● **YOUR TASK**
Every line in the data below that includes "process" belongs in the answer, copied as it stands.

● **STUDY MATERIAL**
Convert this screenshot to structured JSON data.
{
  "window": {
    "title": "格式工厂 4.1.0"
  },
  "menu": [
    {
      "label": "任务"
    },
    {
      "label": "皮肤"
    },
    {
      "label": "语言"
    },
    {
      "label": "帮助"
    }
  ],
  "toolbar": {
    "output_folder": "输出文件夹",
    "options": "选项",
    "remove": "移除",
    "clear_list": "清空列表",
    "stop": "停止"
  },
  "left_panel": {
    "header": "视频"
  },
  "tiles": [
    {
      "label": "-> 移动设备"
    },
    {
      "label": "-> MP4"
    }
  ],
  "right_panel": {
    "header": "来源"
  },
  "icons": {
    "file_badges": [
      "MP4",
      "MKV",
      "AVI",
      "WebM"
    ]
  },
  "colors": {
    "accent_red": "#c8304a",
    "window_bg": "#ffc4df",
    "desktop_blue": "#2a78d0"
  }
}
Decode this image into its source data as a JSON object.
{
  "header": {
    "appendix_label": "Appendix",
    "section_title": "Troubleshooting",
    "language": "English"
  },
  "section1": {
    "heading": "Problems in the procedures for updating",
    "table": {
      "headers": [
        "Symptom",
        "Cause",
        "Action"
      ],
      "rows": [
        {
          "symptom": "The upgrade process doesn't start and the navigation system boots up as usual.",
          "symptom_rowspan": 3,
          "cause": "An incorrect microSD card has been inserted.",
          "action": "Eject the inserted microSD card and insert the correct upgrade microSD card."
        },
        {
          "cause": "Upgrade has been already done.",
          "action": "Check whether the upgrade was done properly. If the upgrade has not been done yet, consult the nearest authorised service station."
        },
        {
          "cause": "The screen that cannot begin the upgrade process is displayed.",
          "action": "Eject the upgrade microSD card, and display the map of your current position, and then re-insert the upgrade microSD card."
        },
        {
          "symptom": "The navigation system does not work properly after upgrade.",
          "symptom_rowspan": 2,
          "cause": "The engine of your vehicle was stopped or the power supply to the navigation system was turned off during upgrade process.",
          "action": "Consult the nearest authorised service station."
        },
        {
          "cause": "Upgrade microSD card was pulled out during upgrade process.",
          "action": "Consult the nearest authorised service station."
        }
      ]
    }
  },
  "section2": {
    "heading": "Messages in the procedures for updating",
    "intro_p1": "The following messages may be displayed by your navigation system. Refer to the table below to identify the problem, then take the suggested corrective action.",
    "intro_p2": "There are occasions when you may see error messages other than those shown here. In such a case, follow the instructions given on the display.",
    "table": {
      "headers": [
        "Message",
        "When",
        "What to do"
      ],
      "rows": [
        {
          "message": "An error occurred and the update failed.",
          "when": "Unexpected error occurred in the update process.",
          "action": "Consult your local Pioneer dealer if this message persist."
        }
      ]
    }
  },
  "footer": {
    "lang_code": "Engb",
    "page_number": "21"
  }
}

● **OUTPUT OF THE EXERCISE**
          "symptom": "The upgrade process doesn't start and the navigation system boots up as usual.",
          "cause": "The screen that cannot begin the upgrade process is displayed.",
          "cause": "The engine of your vehicle was stopped or the power supply to the navigation system was turned off during upgrade process.",
          "cause": "Upgrade microSD card was pulled out during upgrade process.",
          "when": "Unexpected error occurred in the update process.",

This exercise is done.